Answer. It means the accumulation of poisonous materials in successive trophic levels in a food chain.  This happens when a toxin is ingested or eaten and moved up the food chain from one organism to another organism. As it moves up the food chain the toxin levels gets magnified or more concentrated.

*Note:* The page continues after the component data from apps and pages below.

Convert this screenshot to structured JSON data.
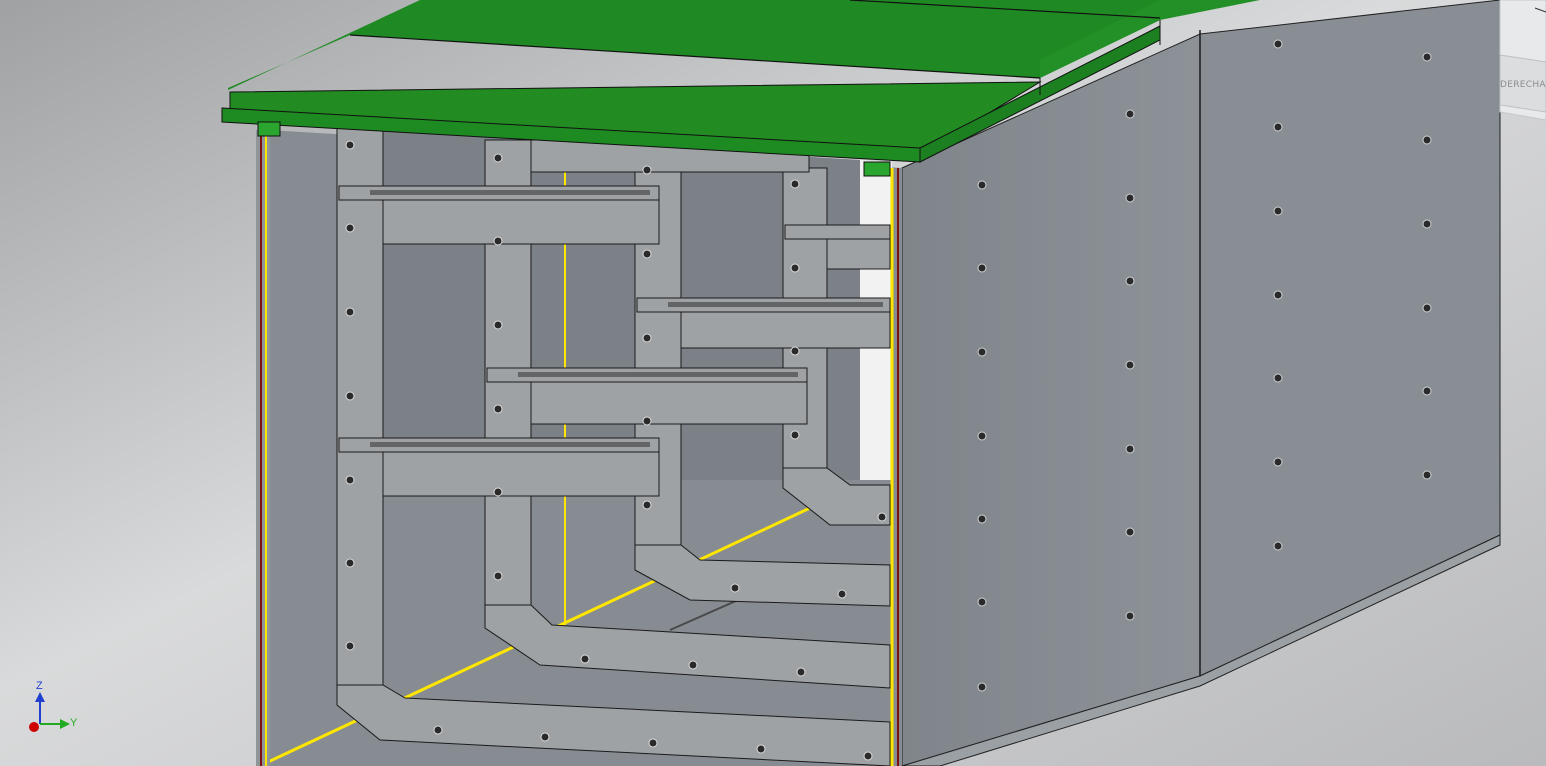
{
  "viewport": {
    "background_color": "#c8c9cb",
    "lid_color": "#228b22",
    "wall_color": "#858b90",
    "frame_color": "#9a9ea1",
    "edge_line_color": "#e8d400"
  },
  "view_cube": {
    "face_label": "DERECHA"
  },
  "triad": {
    "z_label": "Z",
    "y_label": "Y",
    "x_color": "#cc0000",
    "y_color": "#22aa22",
    "z_color": "#1f3fd1"
  }
}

DDT is one example of a harmful substance that has contaminated food chains.

Q16: Explain Ozone depletion and its impact on our environment?
Ozone Depletion at Antartica

Answer: Life on the Earth is protected from the damaging Ultra-violet radiation by a layer of ozone molecules $(O_3)$ The amount of ozone began to drop sharply in 1980. This decrease has been linked to synthetic chemicals like chrolo-fluorocarbons (CFCs) which are used in refrigerants and in a fire extinguisher.

1. UV radiation causes a Chlorine atom to break away from CFC molecule.

2. The free chlorine atoms hits on ozone molecule and pulls away one oxygen atom from it.

3. A free oxygen atom hits the chlorine monoxide molecule which results another chlorine atom.
4. In this way, free chlorine will continue to deplete ozone in the stratosphere.  One Chlorine atom can destroy more than 100,000 ozone molecules before it is removed from the stratosphere.

Decrease ozone levels in stratosphere increase the intensity of UV radiation. Its consequences can be very harmful and may lead to an increase in skin cancers and cataracts among humans. UV radiation are also harmful to crops and other primary producers and may lead to unpredictable results.